[EXERCISE INSTRUCTIONS]:
The output is the lines below from the one with "What data populates" through the one with "Read all visible content and emit it as JSON.", both included, printed exactly and with no other line.

[Entries from a dataset of interfaces]:
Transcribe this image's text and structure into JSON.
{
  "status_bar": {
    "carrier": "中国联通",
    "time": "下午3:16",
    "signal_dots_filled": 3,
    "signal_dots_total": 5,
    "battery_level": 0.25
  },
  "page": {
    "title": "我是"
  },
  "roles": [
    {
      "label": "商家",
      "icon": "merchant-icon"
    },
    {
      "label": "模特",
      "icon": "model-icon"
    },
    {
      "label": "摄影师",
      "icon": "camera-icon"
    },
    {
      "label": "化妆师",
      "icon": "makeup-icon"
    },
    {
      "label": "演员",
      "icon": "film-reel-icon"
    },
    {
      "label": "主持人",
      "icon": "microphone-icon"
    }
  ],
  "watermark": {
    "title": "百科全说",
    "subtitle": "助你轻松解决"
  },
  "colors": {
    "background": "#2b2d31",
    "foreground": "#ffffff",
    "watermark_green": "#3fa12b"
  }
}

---

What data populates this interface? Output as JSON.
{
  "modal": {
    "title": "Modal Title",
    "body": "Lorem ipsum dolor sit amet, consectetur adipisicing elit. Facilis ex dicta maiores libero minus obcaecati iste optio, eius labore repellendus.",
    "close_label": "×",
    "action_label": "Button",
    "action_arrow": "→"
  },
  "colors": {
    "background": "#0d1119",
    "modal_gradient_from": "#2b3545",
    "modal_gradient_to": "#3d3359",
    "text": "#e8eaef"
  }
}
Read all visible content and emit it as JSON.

[SOLUTION TO THE PROBLEM]:
What data populates this interface? Output as JSON.
{
  "modal": {
    "title": "Modal Title",
    "body": "Lorem ipsum dolor sit amet, consectetur adipisicing elit. Facilis ex dicta maiores libero minus obcaecati iste optio, eius labore repellendus.",
    "close_label": "×",
    "action_label": "Button",
    "action_arrow": "→"
  },
  "colors": {
    "background": "#0d1119",
    "modal_gradient_from": "#2b3545",
    "modal_gradient_to": "#3d3359",
    "text": "#e8eaef"
  }
}
Read all visible content and emit it as JSON.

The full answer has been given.